The interpretation and processing of quantifiers in structurally ambiguous sentences; Insights from child language
In this DFG-funded project we address the following key questions: (i) Why and how does logical strength determine the availability of scopal interpretations? (ii) Is there a semantic filter that blocks the syntactic mechanism switching the scope of the operators? (iii) Is this behavior due to the interplay of pragmatic inferences (e.g. scalar implicatures) that are known to be governed by logical strength? (iv) Does prosodic intonation ultimately signals which interpretation is conveyed by the speaker? Research on language acquisition constitutes an optimal mean to obtain insights aimed to addressing the questions above, in that it allows to identify the different phases in which children acquire relevant grammatical aspects may control scope ambiguities (pragmatic strengthening, prosody, etc.). So, the extent to which scope shift is linked to pragmatic inferencing, prosody and other processing factors can be revealed by how children cope with these phenomena in interaction. The present proposal involves a series of six experiments with adults and 4- to 5-year-old children to collect offline semantic judgments and online eye tracking data. The results will lead to a novel and better understanding of scope ambiguity and its interaction with syntactic, semantic, and pragmatic principles and processing factors.
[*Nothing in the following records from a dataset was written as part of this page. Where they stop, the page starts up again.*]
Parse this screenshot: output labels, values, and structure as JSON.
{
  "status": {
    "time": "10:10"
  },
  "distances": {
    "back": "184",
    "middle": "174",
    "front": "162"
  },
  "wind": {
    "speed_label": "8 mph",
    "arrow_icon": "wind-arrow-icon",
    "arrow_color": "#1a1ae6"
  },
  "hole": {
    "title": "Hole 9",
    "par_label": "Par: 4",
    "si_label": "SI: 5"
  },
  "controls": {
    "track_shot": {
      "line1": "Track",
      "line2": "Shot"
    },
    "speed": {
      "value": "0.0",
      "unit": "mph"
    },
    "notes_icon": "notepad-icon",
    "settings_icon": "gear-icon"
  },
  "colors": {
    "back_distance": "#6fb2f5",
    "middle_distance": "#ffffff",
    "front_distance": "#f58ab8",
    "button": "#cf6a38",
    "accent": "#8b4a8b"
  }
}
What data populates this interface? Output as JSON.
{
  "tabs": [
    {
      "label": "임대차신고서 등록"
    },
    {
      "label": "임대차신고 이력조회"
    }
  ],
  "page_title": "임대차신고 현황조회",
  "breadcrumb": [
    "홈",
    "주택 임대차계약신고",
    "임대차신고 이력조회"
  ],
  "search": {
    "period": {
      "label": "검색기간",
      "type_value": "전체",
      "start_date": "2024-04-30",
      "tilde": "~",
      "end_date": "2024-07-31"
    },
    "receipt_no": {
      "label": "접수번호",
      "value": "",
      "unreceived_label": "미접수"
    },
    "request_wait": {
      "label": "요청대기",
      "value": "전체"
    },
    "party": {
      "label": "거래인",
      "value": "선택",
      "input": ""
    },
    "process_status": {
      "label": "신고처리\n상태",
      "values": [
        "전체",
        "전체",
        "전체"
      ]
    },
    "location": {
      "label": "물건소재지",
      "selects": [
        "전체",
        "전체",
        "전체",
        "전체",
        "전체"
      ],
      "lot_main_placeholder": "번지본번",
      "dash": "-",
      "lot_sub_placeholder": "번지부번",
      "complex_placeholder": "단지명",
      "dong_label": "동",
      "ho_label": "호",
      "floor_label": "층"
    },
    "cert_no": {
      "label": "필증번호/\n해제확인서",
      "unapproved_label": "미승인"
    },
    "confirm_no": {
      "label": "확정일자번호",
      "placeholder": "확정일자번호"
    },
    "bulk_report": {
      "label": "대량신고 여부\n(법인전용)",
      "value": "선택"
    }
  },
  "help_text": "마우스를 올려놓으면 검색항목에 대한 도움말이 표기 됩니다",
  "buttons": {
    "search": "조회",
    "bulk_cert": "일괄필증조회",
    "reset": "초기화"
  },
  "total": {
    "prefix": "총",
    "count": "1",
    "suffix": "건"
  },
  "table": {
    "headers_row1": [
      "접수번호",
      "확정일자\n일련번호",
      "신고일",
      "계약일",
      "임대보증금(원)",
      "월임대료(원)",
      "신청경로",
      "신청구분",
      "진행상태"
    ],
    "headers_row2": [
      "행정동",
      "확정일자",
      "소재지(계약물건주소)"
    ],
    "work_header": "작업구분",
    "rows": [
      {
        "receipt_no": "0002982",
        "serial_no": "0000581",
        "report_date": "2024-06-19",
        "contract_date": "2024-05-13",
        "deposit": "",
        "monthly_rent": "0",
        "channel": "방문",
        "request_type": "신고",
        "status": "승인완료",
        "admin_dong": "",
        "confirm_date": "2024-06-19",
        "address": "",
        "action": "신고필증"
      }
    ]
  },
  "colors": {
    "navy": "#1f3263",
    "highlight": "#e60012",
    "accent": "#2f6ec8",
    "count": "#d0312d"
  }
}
Nivedita Mani (PI), Daniele Panizza (postdoc), Markus Steinbach (PI), Hedde Zeijlstra (PI)